- The national legislation of the countries of the Union may regulate the conditions under which the right mentioned in the preceding paragraph shall be exercised, but the effect of those conditions will be strictly limited to the countries which put them in force. Such conditions shall not in any case prejudice the moral rights (droit moral) of the author, nor the right which belongs to the author to obtain an equitable remuneration which shall be fixed, failing agreement, by the competent authority.
If the Commonwealth had not adopted the Imperial Act, it would be competent for it to fix, failing agreement, an equitable remuneration for authors whose works are broadcasted, by the creation of a tribunal as the competent authority.
Many countries (including Canada) have created such tribunals but the equitable remuneration of authors and their assignees is the subject of difficulties in practically all countries. It is expected that the matter will be discussed at the forthcoming Brussels Conference.
Before a compulsory tribunal in accord with Article 11 bis of the Rome Convention could be created, it would, in my opinion, be necessary for the Commonwealth to repeal the British Act in its application to the Commonwealth and to legislate independently with respect to copyright.
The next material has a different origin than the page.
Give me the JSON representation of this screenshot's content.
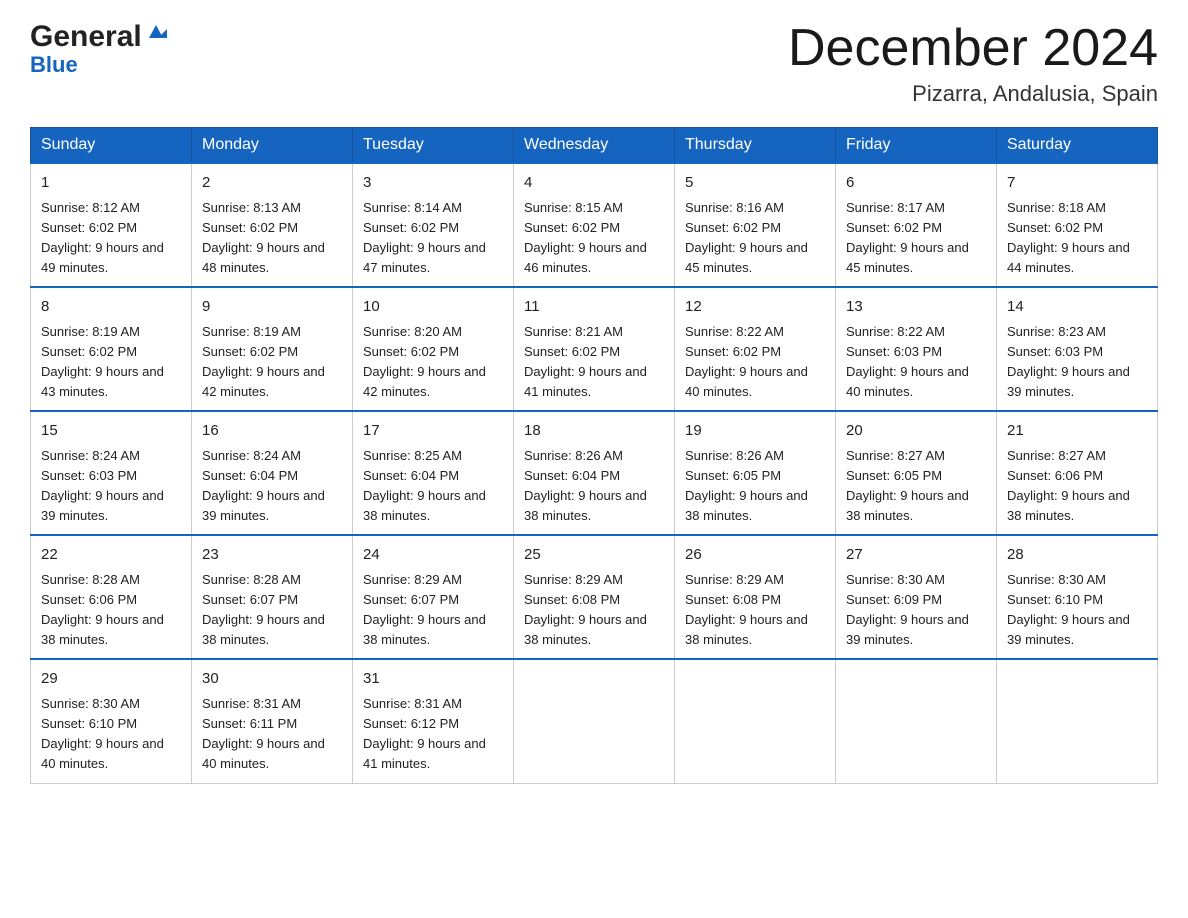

In view of the forthcoming Brussels Conference and the legal and international difficulties involved, it does not appear that the present is an opportune time to introduce a Bill for this purpose.
[Vol. 29, p. 159]